To conceal the failure to mobilise required resources official discussions on the food security programme quote absolute numbers of the subsidies entailed in even the current programme and the way they have risen over time in nominal or current price terms. This, to start with, exaggerates the real increase in food provided. Thus while the central food subsidy bill rose in nominal terms from Rs.23,280 crore to Rs. 60,573 crore between 2004-05 and 2011-12, the figure in 2011-12 after adjusting for inflation in the wholesale prices of food articles between those dates was Rs. 30,239 crore. One reason why food prices rise is the adjustment that the government has to make to the Minimum Support Price for food grains to compensate for cost of production increase. To use that to declare food subsidy as the burden is clearly disingenuous.
But without making this clear nominal figures are quoted and taken as being irrefutably indicative of how burdensome it is. The Rangarajan Committee estimated that the subsidy required to support the NAC’s scheme could go up to Rs. 92,000 crore and the Parliamentary Standing Committee estimates the subsidy required to support its recommendations at Rs. 1.12 crore. These figures are controversial and involve strong assumptions.
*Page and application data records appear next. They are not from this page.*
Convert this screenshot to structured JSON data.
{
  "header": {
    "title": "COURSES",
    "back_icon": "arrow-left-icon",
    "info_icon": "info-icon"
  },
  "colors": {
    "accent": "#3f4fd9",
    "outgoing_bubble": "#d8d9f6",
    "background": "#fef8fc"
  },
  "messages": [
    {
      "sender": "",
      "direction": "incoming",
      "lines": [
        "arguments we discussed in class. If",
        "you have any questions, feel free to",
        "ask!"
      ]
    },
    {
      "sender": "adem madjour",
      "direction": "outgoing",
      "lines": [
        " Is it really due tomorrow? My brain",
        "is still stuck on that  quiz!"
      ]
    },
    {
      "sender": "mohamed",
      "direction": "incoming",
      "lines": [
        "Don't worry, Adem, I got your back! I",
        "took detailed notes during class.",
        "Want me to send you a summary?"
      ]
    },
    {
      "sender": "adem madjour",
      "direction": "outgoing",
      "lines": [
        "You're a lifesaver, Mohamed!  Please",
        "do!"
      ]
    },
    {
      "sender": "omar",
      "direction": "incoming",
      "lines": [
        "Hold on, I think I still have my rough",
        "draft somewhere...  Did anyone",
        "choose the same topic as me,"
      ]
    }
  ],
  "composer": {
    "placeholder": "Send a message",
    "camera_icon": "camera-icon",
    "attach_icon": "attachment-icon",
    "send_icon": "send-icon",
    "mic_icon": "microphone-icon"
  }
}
Further, besides the inflation factor, there is another reason why absolute figures convey little. Take for example the numbers reported in Chart 1 giving the ratio of actual food subsidies over the last decade relative to GDP. In most years subsidies have amounted to between 0.6 and 0.8 per cent of GDP, and touched 1 per cent in only a single year. Raising this figure to more than one per cent is a reasonable demand given the fact that the World Food Programme estimates that, despite high growth over two decades and more, a quarter of the world’s hungry population resides in India and around 43 per cent of children under the age of five years are malnourished.
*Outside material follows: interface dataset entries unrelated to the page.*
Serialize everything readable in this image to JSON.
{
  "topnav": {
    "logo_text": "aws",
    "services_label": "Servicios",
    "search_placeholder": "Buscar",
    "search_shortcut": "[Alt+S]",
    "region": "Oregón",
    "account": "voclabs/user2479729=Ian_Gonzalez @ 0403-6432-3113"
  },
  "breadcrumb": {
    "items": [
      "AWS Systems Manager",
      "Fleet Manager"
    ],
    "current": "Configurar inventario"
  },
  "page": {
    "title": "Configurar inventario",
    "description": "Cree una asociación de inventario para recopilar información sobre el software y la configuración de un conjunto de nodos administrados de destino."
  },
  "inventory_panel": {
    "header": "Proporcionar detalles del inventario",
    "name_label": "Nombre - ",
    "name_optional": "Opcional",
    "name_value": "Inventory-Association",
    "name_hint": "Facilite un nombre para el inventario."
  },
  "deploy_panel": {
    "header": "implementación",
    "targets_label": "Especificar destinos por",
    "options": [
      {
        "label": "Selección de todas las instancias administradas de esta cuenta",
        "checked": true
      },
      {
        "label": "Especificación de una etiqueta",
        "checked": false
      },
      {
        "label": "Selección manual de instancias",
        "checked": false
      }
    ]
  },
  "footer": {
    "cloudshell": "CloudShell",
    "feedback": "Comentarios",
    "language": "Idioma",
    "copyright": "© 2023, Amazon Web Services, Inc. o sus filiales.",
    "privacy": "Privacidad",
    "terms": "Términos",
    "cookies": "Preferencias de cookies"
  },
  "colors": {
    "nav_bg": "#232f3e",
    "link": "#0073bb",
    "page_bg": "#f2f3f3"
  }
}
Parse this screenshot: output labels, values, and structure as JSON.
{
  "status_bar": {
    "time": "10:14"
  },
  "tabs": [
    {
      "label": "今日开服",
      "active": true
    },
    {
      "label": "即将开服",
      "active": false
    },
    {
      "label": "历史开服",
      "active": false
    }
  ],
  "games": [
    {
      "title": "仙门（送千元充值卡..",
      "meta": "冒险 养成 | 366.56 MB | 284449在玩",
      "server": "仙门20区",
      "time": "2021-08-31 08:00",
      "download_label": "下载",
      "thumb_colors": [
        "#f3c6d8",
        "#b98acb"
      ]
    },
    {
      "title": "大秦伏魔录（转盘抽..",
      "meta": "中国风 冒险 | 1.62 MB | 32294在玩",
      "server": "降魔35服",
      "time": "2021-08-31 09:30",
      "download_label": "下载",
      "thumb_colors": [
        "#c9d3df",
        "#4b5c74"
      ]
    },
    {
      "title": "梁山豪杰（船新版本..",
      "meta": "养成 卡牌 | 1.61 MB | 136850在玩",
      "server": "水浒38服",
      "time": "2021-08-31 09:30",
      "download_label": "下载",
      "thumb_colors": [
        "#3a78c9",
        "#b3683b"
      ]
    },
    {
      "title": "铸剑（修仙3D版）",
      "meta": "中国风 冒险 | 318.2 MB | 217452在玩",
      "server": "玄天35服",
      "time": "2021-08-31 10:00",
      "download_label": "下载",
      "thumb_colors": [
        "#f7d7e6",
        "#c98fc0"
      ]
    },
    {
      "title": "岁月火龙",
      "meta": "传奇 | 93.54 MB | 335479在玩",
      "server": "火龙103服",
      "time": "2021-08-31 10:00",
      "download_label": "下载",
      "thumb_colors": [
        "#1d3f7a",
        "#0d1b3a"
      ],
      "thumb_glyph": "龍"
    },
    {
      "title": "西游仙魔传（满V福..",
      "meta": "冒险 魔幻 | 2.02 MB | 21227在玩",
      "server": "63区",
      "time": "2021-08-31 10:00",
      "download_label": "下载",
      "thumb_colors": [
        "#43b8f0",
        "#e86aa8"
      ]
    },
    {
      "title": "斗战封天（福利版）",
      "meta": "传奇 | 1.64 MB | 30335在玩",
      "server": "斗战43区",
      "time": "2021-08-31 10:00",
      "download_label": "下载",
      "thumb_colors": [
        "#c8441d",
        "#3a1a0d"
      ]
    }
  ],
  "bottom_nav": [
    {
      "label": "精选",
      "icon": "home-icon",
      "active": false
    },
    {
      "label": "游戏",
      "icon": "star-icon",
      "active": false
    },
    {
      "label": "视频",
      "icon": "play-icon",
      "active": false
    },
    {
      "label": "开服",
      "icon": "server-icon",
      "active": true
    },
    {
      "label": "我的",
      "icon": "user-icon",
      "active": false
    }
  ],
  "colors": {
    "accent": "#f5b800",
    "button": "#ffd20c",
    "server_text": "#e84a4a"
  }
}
Moreover, Chart 2 shows that during the 2000s, when corporate profits were soaring, tax concessions in different forms provided to the corporate sector amounted to well above one per cent of GDP. Thus the sum estimated by the Parliamentary Standing Committee as needed to support its recommendation was at 1.35 per cent of GDP in 2011-12, less than the 1.36 per cent of GDP transferred to the corporate sector through these concessions in 2007-08. And corporate tax rebates are only one form in which the corporate sector is favoured, as the controversies over spectrum sale, coal blocks and even gas pricing suggest. Anyone with a sense of social priorities should, in the circumstances, recognise that the argument that the money is not available is without much basis. What is lacking is the will to mobilise the surplus and allocate it to where it is needed most.